Retailers, consumers and prices
When is Olympic sponsorship money well spent? A Performance Research poll shows it may depend on how the funds are used.
Sixty-eight percent of Americans polled confirmed the Olympic sponsorship of Coke and McDonald’s, followed closely by 66 percent for Visa, Performance Research said. Those three companies also were listed as having consumers’ favorite Olympic TV commercials and doing the most to support the Games.
“They start their advertising early and they’re continuous with it,” Performance Research President Jed Pearsall said of the three companies’ success. “They’re always reminding people they’re Olympic sponsors.”
Apparently not Chico’s FAS. The mature women’s chain, which operates Chico’s, White House/Black Market and Soma Intimates chains, has made major strides in making its merchandise more fashionable in the past year, and has been rewarded with stellar results in the third quarter and shares that are up eightfold in the last year.
The move towards trendier– dare we say, sexier – clothes helped sales this autumn rise 13.3 percent and allowed the chain to win market share while rivals such as Talbots and Clearwater Coldwater Creek continued to struggle. (A year and a half ago, U.S. gold medalist Michael Phelps’ mother Debbie boasted that her Olympics’ wardrobe at the Beijing Games came from Chico’s.)
There are very few things to laugh about in the retail world at the moment, but JP Morgan analyst Brian Tunick did a great job of adding some humor to what was a difficult week, especially for Gymboree.
Gymboree gave a bleak forecast for its first quarter, saying regulatory changes related the Consumer Product Safety Improvement Act passed by the Congress in August 2008 will impact sales and gross margins in the first half of 2009. The act required the Consumer Product Safety Commission to begin enforcement of new lead and phthalate standards for children’s products on Feb. 10, 2009.
We won't be tempted by puns.
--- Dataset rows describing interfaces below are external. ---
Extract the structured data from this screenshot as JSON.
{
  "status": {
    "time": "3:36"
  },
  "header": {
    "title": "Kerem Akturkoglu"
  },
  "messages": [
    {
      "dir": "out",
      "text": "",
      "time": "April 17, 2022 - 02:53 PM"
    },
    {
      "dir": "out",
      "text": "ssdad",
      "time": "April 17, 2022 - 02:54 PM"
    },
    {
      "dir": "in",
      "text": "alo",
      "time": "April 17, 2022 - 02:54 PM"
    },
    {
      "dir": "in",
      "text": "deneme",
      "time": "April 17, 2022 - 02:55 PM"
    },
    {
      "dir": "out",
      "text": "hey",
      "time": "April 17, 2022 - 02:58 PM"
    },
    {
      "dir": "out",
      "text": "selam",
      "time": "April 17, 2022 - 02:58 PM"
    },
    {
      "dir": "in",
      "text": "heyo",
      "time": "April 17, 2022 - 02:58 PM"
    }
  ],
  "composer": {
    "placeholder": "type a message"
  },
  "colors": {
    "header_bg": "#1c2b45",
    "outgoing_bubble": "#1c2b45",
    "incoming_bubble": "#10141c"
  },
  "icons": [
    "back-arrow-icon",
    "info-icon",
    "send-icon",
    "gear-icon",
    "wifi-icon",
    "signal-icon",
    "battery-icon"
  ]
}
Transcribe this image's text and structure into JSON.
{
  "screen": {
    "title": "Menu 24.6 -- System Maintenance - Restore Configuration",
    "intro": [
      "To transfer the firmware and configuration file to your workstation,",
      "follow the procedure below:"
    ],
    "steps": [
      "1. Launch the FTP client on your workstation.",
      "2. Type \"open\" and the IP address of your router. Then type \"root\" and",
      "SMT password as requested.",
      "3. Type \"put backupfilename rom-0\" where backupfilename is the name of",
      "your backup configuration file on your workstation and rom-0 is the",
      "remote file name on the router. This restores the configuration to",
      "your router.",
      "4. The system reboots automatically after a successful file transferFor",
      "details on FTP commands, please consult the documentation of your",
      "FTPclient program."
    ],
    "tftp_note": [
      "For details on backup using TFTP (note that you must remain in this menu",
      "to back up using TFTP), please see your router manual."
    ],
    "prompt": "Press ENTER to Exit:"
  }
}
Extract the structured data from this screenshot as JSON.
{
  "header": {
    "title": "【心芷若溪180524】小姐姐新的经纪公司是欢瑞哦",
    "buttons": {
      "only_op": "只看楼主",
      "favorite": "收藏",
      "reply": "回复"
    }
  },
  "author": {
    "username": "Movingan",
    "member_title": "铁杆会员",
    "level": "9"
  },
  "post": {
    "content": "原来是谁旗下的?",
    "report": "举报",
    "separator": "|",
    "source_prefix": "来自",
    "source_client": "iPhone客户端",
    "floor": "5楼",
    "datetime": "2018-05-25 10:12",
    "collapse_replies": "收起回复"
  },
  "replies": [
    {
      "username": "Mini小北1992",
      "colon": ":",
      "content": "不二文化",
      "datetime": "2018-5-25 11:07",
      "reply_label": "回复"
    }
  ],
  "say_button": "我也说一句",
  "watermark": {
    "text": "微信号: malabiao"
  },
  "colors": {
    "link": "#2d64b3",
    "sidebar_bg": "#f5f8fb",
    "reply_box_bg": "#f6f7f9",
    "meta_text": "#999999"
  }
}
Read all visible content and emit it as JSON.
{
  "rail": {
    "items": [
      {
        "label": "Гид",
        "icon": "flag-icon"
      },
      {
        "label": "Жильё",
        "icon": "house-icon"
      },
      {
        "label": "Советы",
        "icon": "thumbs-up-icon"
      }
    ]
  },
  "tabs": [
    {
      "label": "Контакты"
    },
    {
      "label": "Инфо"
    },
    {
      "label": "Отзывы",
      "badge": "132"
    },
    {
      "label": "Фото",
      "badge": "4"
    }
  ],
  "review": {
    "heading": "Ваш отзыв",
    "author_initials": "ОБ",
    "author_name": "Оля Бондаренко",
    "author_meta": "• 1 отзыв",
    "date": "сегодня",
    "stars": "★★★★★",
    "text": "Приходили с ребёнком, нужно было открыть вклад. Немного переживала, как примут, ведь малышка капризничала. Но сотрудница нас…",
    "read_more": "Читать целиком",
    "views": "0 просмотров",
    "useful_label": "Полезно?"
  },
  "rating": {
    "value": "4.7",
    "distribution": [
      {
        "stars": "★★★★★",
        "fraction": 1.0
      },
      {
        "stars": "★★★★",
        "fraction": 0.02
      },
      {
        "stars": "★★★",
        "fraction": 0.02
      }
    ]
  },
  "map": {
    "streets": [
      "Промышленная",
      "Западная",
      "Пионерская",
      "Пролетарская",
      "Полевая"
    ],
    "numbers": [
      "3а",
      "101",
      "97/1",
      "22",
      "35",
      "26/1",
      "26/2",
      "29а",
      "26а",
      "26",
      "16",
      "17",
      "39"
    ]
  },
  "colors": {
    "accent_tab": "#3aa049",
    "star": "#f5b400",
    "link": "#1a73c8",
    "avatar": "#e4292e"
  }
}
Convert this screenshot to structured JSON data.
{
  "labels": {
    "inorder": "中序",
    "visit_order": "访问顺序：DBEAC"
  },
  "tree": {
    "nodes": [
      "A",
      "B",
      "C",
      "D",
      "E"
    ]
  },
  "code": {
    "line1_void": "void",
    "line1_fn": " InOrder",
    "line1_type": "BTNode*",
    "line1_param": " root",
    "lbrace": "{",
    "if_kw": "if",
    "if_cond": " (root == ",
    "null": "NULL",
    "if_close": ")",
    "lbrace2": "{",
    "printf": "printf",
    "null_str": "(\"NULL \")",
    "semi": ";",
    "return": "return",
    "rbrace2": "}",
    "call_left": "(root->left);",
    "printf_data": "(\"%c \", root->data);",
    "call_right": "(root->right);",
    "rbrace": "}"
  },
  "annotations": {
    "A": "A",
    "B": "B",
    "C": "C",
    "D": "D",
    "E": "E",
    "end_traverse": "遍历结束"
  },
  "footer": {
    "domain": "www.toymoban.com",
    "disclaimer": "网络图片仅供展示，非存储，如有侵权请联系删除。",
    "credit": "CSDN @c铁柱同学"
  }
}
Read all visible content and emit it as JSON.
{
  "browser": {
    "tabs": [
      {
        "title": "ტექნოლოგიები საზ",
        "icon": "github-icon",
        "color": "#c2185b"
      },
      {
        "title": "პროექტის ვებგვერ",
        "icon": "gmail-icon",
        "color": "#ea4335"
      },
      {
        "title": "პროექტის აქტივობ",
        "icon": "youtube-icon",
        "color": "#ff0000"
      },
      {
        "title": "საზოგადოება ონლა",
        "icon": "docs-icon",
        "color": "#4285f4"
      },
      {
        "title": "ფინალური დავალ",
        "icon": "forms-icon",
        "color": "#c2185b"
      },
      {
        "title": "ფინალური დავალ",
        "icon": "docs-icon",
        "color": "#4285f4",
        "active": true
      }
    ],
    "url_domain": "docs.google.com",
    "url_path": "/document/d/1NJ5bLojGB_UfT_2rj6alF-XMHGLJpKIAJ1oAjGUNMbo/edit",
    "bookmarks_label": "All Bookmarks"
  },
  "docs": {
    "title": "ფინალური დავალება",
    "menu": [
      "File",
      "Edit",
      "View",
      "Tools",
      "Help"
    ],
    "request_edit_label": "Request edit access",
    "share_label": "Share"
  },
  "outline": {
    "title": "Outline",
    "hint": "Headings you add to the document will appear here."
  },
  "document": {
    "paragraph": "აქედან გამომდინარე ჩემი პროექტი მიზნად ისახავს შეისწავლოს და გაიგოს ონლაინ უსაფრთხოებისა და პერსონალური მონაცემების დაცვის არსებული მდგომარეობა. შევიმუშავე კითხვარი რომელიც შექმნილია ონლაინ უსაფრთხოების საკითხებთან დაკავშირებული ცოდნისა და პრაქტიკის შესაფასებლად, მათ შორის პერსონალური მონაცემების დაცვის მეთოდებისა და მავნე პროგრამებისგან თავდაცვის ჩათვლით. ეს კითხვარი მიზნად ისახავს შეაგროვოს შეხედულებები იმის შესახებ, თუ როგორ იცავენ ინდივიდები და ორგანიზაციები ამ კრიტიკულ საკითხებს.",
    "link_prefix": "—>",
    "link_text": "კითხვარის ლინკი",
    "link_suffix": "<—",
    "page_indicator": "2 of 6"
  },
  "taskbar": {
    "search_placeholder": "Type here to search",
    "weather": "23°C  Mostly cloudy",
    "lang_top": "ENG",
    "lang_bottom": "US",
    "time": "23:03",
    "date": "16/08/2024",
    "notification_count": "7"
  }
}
Or any sort of lame wordplay. We'll play this straight. Seriously. Here goes: After all the bad publicity caused by a photo of Michael Phelps apparently taking a bong hit, Kellogg has decided to dump the superswimmer.
Okay, now that's out of the way. Here's the basics from Reuters:
The world's largest cereal maker said on Thursday it would not extend a contract with Phelps, who charmed audiences in Beijing last year with a record-breaking, eight-gold medal haul, saying the photo of the swimmer was inconsistent with its public image.
Michael Phelps, the U.S. swimmer who won eight gold medals at the Beijing Olympics (perhaps you have heard of him), is taking his rightful place amongl U.S. sports stars: on a cereal box.
But not on a box of Wheaties, the General Mills cereal that began putting athletes on the box of “The Breakfast of Champions” in 1934 with Lou Gehrig.
Phelps, instead, will appear on rival Kellogg’s Frosted Flakes and Corn Flakes boxes.
Kellogg said that Phelps will be featured on boxes that are expected to hit store shelves in mid-September. The announcement came in a news release that also told us “He’s Gr-r-r-eight!”
Marta Cyhan, Kellogg’s ice President, global promotions, said in the release that Kellogg sponsors both the U.S. Olympic team and Phelps.
A spokeswoman also said that company has also featured past U.S. Olympians like Peggy Fleming, Bonnie Blair and Kristi Yamaguchi on its boxes.
By the way, the first swimmer shown on a Wheaties box on the Wheaties website? Esther Williams on a 1959 box that promoted the opportunity to win an Esther Williams Swimming Pool.
Clothing company Warnaco got to boast about the strength of its Calvin Klein jeans and underwear business last week when it reported much better-than-expected earnings and raised its full-year outlook.
Now the company, whose stock rose 6 percent yesterday to a new 52-week high, says it is feeling “the Phelps factor” as U.S. Olympian swimmer Michael Phelps racks up the gold medals in Beijing, at times while wearing the company’s new Speedo LZR suit.